_Problem to work on:_ For each line below that contains the string "group", copy that line.

Page and application data records
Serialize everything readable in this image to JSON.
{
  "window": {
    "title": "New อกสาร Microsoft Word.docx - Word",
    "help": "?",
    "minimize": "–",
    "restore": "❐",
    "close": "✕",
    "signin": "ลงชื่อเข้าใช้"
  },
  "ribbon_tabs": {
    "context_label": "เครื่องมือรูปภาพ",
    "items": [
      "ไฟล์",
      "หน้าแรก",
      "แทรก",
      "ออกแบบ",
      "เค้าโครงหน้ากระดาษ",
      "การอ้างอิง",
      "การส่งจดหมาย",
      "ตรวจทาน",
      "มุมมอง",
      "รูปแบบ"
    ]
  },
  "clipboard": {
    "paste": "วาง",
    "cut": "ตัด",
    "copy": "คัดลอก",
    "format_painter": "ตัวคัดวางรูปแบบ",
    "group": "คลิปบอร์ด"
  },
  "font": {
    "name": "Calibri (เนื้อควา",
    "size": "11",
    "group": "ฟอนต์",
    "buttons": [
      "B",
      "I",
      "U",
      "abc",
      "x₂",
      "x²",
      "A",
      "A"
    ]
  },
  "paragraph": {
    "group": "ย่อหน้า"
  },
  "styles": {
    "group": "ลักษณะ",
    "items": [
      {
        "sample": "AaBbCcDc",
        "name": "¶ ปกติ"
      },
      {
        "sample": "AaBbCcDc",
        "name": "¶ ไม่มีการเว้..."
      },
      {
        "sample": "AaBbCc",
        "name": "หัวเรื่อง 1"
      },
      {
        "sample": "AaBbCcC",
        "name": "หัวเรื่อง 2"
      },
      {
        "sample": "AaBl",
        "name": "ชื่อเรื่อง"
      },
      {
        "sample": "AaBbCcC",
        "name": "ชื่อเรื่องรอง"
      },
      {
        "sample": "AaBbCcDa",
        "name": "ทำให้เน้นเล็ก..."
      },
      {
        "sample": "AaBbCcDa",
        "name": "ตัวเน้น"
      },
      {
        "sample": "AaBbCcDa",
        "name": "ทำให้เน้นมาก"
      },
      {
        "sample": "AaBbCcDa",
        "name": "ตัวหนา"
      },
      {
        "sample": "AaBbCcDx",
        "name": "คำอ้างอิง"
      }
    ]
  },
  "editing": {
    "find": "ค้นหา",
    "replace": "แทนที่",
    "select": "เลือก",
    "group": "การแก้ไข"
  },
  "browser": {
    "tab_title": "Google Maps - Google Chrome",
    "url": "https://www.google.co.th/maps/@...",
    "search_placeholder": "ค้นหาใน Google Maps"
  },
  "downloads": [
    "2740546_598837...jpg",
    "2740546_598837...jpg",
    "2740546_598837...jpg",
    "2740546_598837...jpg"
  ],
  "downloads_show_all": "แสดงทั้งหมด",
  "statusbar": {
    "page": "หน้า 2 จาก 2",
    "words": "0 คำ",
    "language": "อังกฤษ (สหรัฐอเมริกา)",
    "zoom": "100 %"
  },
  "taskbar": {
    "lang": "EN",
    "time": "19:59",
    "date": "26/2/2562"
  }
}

_The answer:_
    "group": "คลิปบอร์ด"
    "group": "ฟอนต์",
    "group": "ย่อหน้า"
    "group": "ลักษณะ",
    "group": "การแก้ไข"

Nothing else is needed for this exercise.